As people in ‘essential services’ these people have to go to work so that we can stay at home. However, the situation doesn’t seem as rosy for some.
At a time when everyone is supposed to dine at home, deliveries and takeaways are usually the only option for those who don’t cook. However, while companies like Deliveroo, Foodpanda, and GrabFood make it easy for us to order and get our food delivered to our doorstep, a number of articles out there have highlighted the plight of many F&B outlets who are struggling to earn a living because of the high commissions these delivery companies charge the restaurants.
What restaurants are paying
Representing over 500 restaurants in Singapore, Wearefnbsg.com, posted an open letter to the delivery platforms with the message: “We watched in frustration as your commission increased steadily from 20 percent to 30 percent.”
To illustrate why 20-30% is too much for some:
To mitigate the situation, most restaurants, and some hawkers, have started to engage private drivers or deliver the food themselves. Of course, the delivery (usually from $3) cost will be borne by the consumers and the amount paid for the food goes straight to the F&B owners. While this has been a good initiative, the delivery charges for some operators – up to $25 in some cases – have drawn flak from consumers.
These restaurants aren’t the only ones feeling the pinch: hawkers aren’t traditionally on these delivery platforms in the first place. Since dine-ins have been forbidden, and they don’t have any means of getting the world out – most hawkers are not digitally savvy – they’re losing out on the delivery market.
If you want to help, you can order directly from these F&B providers.
From the delivery platform
Delivery platforms aren’t the problem – they’re also running a business. Removing these players from the equation isn’t an option especially at a time like this. They sustain the livelihood of numerous personnel, from delivery drivers to support staff, and bring much-needed exposure to various F&B businesses too.

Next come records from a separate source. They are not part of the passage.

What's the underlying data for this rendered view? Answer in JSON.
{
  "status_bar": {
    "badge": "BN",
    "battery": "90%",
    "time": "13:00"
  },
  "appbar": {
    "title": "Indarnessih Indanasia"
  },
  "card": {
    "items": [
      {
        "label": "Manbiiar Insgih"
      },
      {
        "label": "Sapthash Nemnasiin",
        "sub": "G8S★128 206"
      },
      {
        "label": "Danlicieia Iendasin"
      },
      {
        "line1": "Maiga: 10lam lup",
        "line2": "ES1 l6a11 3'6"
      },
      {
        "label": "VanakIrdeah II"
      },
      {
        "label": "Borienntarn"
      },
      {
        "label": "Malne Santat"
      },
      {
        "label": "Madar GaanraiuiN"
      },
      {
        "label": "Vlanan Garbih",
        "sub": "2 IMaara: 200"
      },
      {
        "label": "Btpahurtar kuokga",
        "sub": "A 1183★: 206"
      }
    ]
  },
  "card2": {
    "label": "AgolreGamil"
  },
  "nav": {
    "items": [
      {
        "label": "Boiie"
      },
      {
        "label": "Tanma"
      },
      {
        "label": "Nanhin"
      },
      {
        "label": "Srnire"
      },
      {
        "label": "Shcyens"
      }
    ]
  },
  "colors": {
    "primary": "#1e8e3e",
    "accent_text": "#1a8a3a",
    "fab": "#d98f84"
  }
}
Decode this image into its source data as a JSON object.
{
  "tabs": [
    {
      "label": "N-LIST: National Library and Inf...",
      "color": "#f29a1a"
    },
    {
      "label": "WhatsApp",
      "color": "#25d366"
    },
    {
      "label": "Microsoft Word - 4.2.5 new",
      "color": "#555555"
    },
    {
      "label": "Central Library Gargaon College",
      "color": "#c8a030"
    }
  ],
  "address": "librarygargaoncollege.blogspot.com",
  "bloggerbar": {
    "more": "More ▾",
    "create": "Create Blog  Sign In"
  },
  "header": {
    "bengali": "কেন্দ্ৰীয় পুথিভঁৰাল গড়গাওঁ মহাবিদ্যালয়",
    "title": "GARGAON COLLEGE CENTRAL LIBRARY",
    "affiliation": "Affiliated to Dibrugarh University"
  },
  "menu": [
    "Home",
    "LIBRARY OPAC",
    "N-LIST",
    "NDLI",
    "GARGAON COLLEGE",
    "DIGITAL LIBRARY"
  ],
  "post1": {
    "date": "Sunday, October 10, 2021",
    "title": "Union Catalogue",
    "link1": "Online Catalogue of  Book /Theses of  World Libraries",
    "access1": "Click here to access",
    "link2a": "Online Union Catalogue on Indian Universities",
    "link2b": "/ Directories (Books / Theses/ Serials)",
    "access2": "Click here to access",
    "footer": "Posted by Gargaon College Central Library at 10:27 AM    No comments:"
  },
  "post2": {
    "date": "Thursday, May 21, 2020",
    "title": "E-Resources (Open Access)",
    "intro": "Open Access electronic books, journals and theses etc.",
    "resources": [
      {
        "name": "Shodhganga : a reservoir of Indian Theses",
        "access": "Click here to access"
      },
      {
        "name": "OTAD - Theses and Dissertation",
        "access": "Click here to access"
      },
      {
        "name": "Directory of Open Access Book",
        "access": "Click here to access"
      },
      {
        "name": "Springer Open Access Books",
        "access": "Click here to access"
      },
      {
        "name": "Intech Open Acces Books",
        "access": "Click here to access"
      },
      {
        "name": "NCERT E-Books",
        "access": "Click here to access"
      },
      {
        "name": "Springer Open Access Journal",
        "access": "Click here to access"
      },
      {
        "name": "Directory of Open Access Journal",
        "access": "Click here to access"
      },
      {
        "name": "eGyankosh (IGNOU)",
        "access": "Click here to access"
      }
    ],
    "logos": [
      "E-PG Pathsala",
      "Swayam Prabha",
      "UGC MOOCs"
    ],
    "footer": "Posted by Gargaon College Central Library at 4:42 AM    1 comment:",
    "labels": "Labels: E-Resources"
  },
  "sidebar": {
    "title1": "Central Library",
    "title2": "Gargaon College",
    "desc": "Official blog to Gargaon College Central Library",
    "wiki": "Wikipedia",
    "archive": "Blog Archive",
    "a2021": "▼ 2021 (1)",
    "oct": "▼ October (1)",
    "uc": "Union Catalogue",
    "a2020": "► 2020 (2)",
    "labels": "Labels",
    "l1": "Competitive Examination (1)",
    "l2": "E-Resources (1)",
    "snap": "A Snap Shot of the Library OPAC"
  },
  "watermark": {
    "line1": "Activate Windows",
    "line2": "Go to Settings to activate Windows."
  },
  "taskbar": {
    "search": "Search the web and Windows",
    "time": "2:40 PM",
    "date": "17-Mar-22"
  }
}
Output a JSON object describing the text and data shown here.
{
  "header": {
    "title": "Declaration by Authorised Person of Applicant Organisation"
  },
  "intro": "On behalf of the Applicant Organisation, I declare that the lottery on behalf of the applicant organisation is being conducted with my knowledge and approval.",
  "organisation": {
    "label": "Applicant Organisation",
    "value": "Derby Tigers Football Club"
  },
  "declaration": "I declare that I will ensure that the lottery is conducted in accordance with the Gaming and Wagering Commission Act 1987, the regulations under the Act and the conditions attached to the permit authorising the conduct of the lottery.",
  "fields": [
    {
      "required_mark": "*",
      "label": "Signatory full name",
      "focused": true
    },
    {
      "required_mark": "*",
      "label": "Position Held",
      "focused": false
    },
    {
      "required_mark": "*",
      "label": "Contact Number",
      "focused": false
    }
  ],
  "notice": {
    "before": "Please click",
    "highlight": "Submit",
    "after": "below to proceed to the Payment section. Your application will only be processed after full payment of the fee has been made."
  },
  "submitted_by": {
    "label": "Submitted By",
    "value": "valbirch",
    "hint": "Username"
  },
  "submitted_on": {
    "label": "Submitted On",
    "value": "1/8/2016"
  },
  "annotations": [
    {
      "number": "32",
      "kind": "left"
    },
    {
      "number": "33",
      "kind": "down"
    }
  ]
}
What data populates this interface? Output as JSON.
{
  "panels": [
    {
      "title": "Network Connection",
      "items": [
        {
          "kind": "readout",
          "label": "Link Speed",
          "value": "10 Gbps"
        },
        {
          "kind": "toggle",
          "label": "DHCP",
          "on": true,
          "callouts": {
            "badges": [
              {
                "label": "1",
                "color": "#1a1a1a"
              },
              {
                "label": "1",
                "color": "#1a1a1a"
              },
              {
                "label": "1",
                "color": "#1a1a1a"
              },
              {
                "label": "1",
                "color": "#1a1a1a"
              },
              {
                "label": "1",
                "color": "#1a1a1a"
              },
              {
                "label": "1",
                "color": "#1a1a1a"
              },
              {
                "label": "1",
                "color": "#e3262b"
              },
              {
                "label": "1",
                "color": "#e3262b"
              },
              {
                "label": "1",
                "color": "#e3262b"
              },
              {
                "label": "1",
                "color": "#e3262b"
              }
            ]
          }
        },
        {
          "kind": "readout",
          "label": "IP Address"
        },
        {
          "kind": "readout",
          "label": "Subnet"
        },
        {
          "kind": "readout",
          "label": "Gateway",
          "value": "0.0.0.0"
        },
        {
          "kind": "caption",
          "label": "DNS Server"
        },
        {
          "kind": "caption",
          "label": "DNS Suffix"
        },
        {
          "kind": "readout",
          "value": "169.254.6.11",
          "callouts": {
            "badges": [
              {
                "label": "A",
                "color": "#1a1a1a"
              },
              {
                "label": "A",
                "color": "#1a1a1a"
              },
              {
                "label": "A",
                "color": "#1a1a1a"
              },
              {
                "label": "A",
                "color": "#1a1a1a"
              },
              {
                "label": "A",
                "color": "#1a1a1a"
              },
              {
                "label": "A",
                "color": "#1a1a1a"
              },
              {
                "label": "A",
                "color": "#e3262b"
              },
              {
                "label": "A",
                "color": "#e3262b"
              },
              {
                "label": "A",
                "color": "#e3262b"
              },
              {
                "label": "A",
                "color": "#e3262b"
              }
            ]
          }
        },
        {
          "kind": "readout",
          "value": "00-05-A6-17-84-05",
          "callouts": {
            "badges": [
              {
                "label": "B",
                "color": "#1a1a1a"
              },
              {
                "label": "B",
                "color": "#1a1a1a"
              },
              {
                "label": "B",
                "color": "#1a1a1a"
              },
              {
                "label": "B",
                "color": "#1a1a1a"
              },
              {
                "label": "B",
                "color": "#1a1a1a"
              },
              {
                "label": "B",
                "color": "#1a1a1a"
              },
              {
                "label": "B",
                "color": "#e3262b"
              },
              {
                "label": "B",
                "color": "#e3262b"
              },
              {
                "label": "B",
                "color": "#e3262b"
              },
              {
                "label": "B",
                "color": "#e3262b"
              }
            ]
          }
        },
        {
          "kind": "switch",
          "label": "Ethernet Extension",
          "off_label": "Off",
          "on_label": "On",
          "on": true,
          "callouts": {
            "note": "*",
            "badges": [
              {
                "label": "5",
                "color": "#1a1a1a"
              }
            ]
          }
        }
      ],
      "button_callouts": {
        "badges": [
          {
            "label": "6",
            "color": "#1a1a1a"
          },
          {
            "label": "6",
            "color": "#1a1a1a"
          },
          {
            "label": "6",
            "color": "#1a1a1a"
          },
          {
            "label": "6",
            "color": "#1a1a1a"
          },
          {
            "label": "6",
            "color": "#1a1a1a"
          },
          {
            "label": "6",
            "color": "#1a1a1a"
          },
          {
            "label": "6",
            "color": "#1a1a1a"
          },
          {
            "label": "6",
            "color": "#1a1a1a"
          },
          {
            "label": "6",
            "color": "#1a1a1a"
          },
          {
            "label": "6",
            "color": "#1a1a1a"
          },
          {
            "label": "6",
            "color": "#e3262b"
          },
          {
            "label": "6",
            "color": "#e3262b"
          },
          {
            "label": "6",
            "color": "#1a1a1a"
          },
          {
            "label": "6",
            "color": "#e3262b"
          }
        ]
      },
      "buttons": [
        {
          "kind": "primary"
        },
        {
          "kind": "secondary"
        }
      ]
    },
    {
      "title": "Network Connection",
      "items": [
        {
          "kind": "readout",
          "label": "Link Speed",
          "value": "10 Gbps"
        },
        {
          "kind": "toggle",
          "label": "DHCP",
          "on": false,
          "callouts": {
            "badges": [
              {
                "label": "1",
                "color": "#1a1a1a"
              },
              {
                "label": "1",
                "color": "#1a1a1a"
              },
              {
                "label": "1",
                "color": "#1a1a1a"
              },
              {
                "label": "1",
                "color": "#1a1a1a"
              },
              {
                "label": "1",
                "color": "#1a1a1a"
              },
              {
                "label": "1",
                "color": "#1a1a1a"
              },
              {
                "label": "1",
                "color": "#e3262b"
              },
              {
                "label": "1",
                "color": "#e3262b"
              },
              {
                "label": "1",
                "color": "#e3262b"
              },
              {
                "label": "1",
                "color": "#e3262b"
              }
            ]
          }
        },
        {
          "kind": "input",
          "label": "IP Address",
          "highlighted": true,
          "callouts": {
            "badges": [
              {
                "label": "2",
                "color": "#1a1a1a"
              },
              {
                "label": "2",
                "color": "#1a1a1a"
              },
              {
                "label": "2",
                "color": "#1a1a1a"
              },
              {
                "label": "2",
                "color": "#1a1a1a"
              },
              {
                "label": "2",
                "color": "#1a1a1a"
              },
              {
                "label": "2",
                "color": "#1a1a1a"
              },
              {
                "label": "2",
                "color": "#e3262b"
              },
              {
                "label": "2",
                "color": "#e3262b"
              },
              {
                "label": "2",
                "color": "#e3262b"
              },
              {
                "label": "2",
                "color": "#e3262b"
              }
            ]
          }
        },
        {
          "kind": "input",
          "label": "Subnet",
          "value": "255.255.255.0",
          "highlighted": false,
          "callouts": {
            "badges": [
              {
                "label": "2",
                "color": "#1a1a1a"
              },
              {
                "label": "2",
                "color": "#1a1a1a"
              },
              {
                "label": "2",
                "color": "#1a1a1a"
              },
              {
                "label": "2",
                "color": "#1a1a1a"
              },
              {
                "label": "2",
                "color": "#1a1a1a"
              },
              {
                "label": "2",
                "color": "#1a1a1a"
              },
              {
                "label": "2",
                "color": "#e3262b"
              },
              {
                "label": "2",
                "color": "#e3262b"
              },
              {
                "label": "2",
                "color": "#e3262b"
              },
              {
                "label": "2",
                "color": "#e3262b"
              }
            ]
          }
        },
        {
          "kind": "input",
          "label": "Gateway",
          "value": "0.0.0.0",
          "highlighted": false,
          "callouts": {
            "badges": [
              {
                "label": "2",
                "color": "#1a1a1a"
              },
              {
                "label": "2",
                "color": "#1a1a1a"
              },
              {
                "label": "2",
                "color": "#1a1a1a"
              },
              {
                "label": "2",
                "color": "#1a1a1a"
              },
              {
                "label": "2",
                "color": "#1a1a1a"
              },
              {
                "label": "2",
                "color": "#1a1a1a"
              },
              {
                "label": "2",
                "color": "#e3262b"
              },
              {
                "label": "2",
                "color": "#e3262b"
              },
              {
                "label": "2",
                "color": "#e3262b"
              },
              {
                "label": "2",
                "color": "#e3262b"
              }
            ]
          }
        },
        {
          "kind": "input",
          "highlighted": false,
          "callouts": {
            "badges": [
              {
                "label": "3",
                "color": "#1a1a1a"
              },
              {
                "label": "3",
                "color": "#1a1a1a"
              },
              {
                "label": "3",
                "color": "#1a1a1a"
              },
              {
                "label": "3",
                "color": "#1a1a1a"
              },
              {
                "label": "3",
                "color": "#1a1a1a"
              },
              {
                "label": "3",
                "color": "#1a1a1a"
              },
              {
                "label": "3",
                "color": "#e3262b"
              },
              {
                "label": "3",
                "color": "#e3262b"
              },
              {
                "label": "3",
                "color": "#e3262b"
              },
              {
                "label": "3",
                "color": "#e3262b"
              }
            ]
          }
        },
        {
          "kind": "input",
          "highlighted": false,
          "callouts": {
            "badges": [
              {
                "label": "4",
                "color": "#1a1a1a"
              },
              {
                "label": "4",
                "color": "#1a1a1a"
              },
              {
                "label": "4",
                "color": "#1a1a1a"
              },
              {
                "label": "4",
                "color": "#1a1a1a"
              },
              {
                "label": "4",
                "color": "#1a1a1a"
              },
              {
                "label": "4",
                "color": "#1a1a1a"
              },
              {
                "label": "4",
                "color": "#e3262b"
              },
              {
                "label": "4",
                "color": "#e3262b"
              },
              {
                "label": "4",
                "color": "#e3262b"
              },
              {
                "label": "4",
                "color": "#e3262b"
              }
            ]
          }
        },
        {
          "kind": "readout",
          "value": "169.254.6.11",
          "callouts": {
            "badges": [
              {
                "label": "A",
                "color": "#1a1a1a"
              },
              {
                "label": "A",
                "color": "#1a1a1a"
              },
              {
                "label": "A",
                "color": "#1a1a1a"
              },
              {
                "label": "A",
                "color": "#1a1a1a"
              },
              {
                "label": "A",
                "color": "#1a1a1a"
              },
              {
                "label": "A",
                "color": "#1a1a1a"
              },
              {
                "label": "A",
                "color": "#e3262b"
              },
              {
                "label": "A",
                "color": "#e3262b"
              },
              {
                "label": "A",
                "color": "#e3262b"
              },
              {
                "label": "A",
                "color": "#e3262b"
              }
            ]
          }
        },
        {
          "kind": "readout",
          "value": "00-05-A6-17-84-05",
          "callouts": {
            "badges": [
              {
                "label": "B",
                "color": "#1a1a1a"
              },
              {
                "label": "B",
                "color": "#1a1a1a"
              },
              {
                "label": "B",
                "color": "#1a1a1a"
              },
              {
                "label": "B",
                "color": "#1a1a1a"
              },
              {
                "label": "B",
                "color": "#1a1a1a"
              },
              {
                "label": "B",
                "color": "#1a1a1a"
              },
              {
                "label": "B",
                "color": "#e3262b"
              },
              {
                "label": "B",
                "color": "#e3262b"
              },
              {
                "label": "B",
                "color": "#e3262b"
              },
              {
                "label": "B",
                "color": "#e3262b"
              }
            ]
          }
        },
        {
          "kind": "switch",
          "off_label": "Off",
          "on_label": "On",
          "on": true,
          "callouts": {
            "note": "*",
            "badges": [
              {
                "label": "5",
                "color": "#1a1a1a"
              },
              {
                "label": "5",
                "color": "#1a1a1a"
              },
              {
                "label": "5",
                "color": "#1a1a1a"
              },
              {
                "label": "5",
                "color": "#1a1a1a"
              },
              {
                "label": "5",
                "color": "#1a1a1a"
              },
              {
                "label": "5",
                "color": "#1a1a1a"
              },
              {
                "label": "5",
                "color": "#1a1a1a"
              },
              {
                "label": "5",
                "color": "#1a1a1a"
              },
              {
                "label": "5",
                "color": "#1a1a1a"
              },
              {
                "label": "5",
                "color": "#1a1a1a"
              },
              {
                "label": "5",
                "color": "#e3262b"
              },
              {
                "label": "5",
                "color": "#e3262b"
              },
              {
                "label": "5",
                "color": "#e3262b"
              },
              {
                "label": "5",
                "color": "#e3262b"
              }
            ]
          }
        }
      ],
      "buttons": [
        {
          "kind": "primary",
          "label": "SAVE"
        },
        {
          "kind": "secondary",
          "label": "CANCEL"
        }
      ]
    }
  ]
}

An article from Vulcan Post revealed what Grab charges to restaurants and where the money goes to. Apparently most of it goes to the riders.
Merchant commissions range between 25% and 30%, and an average order in Singapore is around $18. This breaks down to:
- Total order: $18.00
- Delivery fee: $3.40
- Platform fee: $0.20
- Total paid by a consumer: $21.60
This means that for a $21.60 order, Grab only takes $1, and the riders take home an average of $8 ($4.60+$3.40) per order. This $1 needs to go towards not just their support staff, but also their tech and marketing.
What about the delivery people?
Amid a surge of demands however, an article from Straits Times reveals that food deliverers aren’t seeing returns. For 47 out of 58 riders told The New Paper that they are earning less now than before.
The reason? These riders are facing more competition with the influx of new riders during the coronavirus outbreak. As a result, some riders are seeing a reduction of up to 80% of their usual intake.
Their competition seems to come from more people made redundant during this period, as well as those in the private-hire industry coming on board. Both foodpanda and Deliveroo saw a huge rise in rider applications since March 16 compared with a normal week.
However, it seems that not all delivery riders are having it bad. According to Deliveroo, its top-earning rider for the month of March 2020 earned a whopping S$7,095 – he used to earn an average of S$4,200 per month by clocking around 400 to 500 trips.
While there is no good solution to everyone’s woes, we can support each entity by spreading the love: juggle your orders between delivery platforms and directly from outlets.